During his court appearance, Marquardt presented previous property owners, six witnesses and original title deeds, together with the Sales Agreements. The Lands Registrar had no option but to concede that the transfer to Valery effected a month earlier was indeed illegal.
Soon after, the dejected investor, nevertheless, went ahead to comply with a court summon and travelled the 15,000km from Germany to attend the hearing but, neither Valery nor her lawyer was present. The courtroom was locked with a notice pinned on the door, cancelling business for the day.
In what appeared to be a deliberate scheme to frustrate Marquardt, the police investigating officer did not bother to communicate an indefinite adjournment of the case to the German. He waited for Marquardt to arrive in Kenya only to inform him of a new date of the hearing, and that vital copies of evidence to the property case were missing from the file. The hearing could not proceed as scheduled.
Several visits to the Police station did not help. On one occasion, the office of the Criminal Investigation Department (CID) saw it fit to give the investor a police escort to the office of Kisumu CCIO Nyanza as there’re threats to his life.

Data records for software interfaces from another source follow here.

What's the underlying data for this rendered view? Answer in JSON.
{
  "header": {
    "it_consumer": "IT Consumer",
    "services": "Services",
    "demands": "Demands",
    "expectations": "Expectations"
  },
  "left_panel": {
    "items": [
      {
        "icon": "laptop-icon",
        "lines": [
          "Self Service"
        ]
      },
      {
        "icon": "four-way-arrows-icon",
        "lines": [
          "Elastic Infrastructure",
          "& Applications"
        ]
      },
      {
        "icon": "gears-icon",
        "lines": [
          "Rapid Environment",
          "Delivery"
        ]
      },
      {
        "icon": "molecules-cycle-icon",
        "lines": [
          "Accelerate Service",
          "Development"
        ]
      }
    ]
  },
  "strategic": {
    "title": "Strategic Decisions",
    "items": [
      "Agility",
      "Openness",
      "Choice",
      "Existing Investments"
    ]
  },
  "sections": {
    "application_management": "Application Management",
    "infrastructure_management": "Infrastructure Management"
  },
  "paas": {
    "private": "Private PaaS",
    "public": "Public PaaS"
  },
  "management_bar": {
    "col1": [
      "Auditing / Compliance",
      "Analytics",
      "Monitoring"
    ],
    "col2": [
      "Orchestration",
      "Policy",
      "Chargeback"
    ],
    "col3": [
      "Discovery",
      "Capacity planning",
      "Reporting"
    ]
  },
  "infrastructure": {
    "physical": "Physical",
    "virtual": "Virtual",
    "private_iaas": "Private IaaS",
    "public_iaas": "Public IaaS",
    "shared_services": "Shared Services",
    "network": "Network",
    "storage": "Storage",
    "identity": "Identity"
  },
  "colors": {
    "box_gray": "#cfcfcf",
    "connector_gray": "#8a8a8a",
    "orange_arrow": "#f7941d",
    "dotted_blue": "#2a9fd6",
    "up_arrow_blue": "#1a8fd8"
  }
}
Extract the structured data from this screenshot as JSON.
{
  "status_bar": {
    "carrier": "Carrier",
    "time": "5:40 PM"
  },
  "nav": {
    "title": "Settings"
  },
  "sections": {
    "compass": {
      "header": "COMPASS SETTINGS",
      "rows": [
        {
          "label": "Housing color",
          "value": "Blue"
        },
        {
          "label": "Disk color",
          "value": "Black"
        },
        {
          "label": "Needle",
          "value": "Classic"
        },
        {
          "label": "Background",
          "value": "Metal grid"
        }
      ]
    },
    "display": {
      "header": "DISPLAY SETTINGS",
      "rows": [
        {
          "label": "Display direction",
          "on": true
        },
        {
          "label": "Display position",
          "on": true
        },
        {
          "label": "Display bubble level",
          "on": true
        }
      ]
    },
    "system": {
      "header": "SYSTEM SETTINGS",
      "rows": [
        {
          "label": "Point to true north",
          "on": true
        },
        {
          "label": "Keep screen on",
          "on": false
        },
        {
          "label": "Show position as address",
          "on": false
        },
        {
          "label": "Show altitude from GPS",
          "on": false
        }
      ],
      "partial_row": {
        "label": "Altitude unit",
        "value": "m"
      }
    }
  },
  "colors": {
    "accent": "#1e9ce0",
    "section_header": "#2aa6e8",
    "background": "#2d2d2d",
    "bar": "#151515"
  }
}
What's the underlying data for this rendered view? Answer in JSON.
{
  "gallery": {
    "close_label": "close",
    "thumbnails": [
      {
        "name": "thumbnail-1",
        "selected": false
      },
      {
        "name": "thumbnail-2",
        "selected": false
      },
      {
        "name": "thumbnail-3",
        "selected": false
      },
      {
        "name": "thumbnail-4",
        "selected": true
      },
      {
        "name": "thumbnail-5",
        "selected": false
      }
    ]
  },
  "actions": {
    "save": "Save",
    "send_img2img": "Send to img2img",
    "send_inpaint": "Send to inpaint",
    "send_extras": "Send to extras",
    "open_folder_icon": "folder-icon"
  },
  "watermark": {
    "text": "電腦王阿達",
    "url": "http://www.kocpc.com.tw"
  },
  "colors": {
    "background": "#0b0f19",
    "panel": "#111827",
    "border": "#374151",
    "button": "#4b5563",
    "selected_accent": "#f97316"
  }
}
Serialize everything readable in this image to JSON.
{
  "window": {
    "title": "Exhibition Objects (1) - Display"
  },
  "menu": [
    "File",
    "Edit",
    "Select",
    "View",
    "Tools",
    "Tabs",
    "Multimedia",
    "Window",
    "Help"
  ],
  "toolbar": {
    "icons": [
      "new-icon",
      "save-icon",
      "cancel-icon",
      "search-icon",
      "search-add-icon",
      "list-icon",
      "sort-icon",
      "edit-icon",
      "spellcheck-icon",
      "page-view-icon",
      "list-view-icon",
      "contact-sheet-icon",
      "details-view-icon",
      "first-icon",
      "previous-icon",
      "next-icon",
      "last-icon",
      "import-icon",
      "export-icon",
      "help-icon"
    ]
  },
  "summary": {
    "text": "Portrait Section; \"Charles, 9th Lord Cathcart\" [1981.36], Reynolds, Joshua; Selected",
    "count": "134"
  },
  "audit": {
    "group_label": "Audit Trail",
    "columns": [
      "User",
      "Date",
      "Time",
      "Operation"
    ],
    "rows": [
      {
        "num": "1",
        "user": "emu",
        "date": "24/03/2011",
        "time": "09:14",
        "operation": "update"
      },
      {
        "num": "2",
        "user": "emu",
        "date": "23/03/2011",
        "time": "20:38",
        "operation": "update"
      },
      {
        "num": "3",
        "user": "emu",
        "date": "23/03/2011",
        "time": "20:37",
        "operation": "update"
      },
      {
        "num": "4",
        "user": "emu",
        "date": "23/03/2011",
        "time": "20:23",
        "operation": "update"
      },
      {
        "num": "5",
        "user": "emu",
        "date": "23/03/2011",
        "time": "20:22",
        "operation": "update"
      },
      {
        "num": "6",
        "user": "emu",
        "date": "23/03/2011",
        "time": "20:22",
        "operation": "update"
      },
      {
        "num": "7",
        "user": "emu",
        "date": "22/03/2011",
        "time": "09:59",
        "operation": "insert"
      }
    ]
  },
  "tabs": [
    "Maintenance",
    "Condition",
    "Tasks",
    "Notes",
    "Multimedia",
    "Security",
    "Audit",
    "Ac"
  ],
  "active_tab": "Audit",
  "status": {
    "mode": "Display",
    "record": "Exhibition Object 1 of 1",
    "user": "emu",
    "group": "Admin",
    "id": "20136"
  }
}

Marquardt was referred back to the same investigation department soon after the Nairobi CID left. To his astonishment, he was told his case had stalled because of missing case files. In addition, to his dismay he was told that officers who first recorded the case had been transferred and the statement could not be retrieved.
It was now clear to the distraught German investor of the extent of the corrupt syndicate in which he was now caught. What appeared clearly was that there was no solution in sight. He sought the intervention of officials at the HUDUMA house, a ‘one stop shop’ of public service delivery in Kenya, but was referred back to the Ombudsman based at the judiciary which was to be his third visit to the institution. He was warned not to return but pursue his ordeal at the Kisumu law courts where the Police were less willing to prosecute the case.
All his efforts to engage the Kenya embassy in Berlin for assistance have been futile. The embassy only acknowledged receipt of his complaints and advised him to wait for response from Kenya but nothing has come since 2013.
As a result of his troubles, the investor suffered a stroke upon his return to Germany early last year and spent close to 7 months in the intensive care unit and rehabilitation wing of a hospital while servicing a bank loan looted in Kenya.
Efforts by the Kenya Development Associates (KDA) in Frankfurt to intervene came to an abrupt halt as a result of non-cooperation of the Kenyan police.
The question on Marquardt’s mind is: if the Police, Judiciary and Kenyan lawyers cannot help, where else can one seek justice in Kenya?